-------- Material for the task

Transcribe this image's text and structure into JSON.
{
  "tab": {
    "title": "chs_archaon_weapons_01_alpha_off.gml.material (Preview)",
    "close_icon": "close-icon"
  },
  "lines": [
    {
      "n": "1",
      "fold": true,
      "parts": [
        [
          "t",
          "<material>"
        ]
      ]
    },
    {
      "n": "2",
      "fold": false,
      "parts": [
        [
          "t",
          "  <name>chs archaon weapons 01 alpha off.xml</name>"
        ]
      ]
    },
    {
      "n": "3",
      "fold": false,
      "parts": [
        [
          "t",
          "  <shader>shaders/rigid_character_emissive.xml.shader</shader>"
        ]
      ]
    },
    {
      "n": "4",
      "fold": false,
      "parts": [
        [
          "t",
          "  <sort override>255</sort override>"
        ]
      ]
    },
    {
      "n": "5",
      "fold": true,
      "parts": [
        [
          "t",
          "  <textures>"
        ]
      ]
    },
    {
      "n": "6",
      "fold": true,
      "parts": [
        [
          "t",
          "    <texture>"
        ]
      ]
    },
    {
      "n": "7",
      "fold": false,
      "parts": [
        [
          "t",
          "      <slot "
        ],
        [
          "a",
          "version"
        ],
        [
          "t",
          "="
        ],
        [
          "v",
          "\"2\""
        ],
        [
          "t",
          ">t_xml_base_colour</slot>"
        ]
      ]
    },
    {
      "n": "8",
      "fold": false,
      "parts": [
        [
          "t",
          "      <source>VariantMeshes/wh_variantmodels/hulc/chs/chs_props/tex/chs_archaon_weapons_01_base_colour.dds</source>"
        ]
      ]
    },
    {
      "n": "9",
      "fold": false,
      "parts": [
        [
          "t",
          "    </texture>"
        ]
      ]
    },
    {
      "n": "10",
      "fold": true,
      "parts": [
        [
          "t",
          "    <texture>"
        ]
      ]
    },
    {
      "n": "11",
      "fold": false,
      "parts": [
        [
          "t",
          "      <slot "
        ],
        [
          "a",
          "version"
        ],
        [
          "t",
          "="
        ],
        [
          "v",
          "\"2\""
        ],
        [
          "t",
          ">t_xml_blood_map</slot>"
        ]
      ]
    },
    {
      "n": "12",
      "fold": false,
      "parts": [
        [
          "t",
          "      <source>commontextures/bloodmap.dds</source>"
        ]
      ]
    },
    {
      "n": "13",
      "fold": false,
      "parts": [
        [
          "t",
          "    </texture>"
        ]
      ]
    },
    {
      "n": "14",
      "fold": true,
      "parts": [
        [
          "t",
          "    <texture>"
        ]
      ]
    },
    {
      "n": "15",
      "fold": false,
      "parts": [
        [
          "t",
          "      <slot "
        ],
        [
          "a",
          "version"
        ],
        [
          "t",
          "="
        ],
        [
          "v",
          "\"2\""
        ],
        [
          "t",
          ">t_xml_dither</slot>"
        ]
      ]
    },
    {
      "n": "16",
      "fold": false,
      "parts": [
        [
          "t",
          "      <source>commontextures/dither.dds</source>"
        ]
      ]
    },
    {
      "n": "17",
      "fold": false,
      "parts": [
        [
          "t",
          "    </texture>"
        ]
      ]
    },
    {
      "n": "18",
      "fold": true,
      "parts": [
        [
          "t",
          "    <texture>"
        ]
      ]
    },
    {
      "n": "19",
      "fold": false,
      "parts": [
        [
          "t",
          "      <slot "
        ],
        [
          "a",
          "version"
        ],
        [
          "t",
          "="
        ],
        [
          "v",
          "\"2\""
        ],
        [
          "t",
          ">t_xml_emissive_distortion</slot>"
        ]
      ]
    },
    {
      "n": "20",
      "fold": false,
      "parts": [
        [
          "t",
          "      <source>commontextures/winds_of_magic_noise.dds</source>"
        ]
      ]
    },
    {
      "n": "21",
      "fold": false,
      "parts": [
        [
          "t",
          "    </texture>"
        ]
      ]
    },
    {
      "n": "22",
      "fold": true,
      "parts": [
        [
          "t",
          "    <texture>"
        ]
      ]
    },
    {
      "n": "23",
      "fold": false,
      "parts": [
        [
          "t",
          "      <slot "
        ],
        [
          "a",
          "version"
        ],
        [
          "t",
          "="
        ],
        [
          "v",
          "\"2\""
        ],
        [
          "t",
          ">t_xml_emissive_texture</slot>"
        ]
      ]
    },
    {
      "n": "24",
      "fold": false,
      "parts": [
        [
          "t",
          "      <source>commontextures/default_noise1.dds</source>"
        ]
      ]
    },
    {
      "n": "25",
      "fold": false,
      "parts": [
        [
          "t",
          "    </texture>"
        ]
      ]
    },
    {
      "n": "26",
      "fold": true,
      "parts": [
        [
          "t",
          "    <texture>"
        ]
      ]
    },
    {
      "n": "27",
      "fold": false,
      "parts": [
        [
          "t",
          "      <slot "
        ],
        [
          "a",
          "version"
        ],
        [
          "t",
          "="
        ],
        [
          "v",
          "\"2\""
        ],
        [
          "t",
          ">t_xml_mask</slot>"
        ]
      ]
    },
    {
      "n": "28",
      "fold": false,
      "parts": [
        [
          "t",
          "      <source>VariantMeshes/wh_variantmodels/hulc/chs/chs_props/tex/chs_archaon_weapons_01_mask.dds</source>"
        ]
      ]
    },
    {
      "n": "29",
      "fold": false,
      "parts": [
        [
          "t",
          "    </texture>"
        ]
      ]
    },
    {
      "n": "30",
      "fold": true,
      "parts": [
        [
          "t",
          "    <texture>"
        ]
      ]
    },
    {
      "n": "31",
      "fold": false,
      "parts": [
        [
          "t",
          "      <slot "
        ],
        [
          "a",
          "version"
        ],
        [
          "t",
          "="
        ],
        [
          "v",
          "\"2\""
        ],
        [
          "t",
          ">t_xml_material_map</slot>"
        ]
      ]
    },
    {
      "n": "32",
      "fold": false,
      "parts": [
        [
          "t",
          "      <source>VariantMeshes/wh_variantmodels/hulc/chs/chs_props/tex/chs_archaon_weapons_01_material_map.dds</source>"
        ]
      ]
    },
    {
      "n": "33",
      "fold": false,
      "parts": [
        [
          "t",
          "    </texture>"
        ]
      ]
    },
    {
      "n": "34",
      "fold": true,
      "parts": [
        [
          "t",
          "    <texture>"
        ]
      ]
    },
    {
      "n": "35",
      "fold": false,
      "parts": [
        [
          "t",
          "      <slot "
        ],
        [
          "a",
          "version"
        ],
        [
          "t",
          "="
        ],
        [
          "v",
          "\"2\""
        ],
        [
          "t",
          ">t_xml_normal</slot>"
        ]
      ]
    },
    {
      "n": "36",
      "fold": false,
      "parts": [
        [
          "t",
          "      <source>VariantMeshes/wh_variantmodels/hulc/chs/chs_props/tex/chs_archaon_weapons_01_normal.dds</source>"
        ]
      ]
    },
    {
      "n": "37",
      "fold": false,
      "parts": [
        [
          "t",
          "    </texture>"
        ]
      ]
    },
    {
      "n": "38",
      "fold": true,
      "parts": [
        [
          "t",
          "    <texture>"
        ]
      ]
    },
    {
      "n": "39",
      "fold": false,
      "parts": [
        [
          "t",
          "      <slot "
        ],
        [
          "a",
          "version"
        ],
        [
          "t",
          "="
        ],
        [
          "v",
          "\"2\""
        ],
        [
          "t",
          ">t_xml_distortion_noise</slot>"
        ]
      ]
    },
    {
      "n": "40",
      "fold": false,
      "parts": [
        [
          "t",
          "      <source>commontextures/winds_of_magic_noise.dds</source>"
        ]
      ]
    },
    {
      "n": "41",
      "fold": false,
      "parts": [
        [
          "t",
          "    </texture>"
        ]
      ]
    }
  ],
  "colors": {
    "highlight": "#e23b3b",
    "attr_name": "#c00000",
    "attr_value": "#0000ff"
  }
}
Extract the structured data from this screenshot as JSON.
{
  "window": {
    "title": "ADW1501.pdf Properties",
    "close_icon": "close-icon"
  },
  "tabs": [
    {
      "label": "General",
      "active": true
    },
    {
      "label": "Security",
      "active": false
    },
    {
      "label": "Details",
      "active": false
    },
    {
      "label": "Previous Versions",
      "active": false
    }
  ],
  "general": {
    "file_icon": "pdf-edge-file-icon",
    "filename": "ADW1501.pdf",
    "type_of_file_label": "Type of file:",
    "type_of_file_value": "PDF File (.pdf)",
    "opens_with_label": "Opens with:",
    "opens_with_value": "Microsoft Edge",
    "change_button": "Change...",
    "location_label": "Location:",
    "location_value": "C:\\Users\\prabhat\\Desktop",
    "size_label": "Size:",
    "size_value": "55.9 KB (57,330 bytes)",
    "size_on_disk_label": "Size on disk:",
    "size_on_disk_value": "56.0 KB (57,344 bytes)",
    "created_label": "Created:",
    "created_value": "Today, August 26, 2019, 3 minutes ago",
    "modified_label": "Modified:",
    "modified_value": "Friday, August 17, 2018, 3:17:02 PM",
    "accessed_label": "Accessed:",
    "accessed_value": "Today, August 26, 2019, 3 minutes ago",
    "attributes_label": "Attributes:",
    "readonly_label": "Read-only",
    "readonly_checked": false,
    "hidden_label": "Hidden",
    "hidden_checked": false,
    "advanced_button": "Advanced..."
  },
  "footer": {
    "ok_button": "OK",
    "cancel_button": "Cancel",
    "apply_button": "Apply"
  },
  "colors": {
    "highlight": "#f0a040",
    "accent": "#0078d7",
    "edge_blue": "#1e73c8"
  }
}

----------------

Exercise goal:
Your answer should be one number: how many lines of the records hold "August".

Answer to this exercise:
3